Whilst I am fully aware of HPV and the dangers this virus can cause, I would much prefer to educate my daughter on the importance of contraception and safe sex. I can only educate, of course. I have no control over how my daughter chooses to use this information and like all parents, I can only spectate and hope that the correct choices are made. A worrying thought for all mums. Is there any truth in the concerns about this vaccination?
Genital HPV is a virus that is highly contagious and spread from sexual contact – genital warts are the most common virus and if left untreated, can cause changes in the cervix that can lead to cervical cancer. Unfortunately routine smear tests are not offered to women until they are 25 which has caused much upset and controversy. Many young women have begged for smear tests and have died of cervical cancer before even reaching the age that they could have one. Cases like this are rare. You may have seen or even signed an online petition requesting that this age be lowered.
My own experience
I had an abnormal smear test at the age of 18. I ignored it for many years, admittedly, not realising the consequences. I got to the age of 28 and by then the changes in my cervix had become CIN grade 2, which is moderate dyskaryosis. I had a colposcopy and they took a cone biopsy which removed all of the pre-cancerous cells. It was a very short and relatively painless procedure, but an extremely important one.

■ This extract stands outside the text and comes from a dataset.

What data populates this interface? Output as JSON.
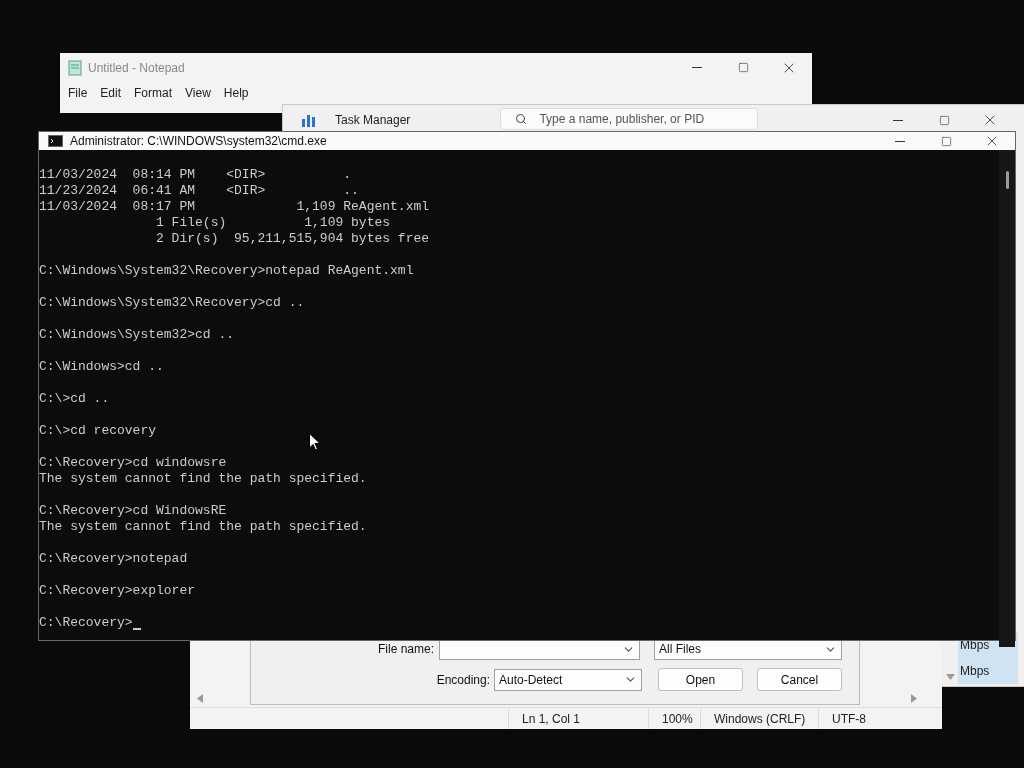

My smears have been normal since – I was told I possibly would struggle to get pregnant after the treatment but I went on to have another daughter. It was an agonising labour though. Cervical scar tissue meant that I couldn’t